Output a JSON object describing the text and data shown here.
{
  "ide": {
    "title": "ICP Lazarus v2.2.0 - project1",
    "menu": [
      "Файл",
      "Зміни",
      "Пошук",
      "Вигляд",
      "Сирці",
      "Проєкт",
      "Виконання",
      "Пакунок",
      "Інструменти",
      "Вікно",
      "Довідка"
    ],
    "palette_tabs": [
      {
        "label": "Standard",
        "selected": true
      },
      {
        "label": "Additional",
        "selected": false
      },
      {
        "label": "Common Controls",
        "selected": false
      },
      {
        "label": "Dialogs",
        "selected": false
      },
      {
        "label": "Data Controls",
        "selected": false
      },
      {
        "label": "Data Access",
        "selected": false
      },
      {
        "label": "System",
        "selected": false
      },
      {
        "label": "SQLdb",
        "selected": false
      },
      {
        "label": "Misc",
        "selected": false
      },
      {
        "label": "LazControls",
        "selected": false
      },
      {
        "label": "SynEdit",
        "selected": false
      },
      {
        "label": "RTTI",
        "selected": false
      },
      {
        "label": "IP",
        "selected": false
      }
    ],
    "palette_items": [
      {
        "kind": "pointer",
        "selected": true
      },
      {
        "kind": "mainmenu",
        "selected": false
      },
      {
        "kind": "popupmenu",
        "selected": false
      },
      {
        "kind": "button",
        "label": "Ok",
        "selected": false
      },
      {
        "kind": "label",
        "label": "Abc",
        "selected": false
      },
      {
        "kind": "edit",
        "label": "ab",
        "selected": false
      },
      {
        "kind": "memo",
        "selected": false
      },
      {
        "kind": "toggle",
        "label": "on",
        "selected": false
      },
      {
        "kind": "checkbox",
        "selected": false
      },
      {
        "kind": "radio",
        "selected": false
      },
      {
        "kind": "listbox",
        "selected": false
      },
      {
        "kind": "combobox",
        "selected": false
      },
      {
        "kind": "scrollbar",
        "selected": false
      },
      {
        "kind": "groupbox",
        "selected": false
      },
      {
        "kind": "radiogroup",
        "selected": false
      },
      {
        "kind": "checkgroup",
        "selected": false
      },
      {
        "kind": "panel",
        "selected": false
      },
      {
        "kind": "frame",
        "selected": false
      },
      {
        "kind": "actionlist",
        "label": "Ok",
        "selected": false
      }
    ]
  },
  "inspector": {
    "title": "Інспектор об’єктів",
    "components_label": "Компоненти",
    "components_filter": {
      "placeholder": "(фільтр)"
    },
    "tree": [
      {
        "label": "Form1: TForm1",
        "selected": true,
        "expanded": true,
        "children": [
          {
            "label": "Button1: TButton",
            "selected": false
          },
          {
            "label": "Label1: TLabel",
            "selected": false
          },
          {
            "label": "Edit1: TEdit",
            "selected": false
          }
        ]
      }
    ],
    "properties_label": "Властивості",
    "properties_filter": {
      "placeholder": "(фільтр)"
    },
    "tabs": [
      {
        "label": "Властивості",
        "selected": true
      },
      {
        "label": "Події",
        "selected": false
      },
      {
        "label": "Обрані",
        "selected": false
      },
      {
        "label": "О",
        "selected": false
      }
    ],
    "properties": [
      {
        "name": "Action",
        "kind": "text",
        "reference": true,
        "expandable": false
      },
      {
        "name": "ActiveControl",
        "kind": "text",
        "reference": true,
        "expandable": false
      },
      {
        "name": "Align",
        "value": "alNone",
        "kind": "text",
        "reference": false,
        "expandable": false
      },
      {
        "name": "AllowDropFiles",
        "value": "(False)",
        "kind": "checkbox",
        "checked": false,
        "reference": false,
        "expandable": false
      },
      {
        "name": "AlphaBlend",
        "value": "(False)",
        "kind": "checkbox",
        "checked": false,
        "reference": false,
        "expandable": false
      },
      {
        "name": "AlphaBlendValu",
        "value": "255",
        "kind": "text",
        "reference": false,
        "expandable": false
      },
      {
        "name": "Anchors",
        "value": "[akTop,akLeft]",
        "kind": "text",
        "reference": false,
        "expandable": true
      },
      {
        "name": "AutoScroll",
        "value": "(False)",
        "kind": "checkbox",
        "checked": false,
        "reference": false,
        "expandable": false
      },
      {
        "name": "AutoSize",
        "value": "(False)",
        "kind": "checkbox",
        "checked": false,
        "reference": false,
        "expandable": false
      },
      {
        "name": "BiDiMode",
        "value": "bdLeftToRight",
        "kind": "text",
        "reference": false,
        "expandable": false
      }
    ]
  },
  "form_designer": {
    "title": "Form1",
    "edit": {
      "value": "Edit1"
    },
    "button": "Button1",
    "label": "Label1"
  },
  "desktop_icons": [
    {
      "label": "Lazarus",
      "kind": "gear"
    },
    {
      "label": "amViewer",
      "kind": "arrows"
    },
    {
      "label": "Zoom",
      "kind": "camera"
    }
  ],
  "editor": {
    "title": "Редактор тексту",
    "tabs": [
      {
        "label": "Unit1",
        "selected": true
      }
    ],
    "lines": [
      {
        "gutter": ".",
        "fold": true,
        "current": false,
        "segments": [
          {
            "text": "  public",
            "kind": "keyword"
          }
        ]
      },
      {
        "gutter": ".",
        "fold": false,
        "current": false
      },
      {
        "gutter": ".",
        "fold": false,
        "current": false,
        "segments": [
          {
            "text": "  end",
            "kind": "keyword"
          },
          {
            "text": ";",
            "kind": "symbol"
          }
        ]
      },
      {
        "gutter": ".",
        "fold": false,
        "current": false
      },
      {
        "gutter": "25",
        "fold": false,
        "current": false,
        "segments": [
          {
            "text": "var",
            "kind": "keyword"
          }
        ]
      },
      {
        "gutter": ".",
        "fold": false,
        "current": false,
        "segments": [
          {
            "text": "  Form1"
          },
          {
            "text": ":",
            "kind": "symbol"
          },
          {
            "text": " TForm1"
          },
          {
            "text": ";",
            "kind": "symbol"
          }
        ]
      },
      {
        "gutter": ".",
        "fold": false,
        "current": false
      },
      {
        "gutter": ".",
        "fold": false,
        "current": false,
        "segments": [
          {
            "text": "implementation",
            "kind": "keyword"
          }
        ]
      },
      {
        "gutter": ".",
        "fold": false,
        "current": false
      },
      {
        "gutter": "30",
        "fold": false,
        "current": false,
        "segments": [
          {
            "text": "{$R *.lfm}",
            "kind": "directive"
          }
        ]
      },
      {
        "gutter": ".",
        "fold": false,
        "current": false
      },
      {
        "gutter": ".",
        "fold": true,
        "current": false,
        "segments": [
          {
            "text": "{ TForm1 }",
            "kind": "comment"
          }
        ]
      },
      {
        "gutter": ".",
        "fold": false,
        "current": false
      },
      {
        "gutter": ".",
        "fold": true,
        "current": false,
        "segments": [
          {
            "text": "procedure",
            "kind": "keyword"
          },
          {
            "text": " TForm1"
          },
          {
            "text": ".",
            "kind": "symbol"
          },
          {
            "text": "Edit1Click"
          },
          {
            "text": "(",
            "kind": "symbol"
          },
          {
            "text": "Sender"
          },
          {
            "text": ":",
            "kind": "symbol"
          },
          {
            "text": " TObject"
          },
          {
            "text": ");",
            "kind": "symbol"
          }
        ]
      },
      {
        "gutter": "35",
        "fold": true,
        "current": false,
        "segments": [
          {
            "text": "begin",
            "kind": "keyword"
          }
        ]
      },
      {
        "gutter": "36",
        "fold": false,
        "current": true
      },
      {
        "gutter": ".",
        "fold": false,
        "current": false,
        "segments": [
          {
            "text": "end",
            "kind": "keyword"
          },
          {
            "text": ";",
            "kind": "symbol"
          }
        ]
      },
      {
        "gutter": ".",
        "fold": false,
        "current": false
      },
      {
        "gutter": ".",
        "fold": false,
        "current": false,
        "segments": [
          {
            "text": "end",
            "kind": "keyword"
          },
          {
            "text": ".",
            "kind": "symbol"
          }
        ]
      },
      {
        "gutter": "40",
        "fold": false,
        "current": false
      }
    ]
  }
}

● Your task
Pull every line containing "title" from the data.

● Solution to this problem
    "title": "ICP Lazarus v2.2.0 - project1",
    "title": "Інспектор об’єктів",
    "title": "Form1",
    "title": "Редактор тексту",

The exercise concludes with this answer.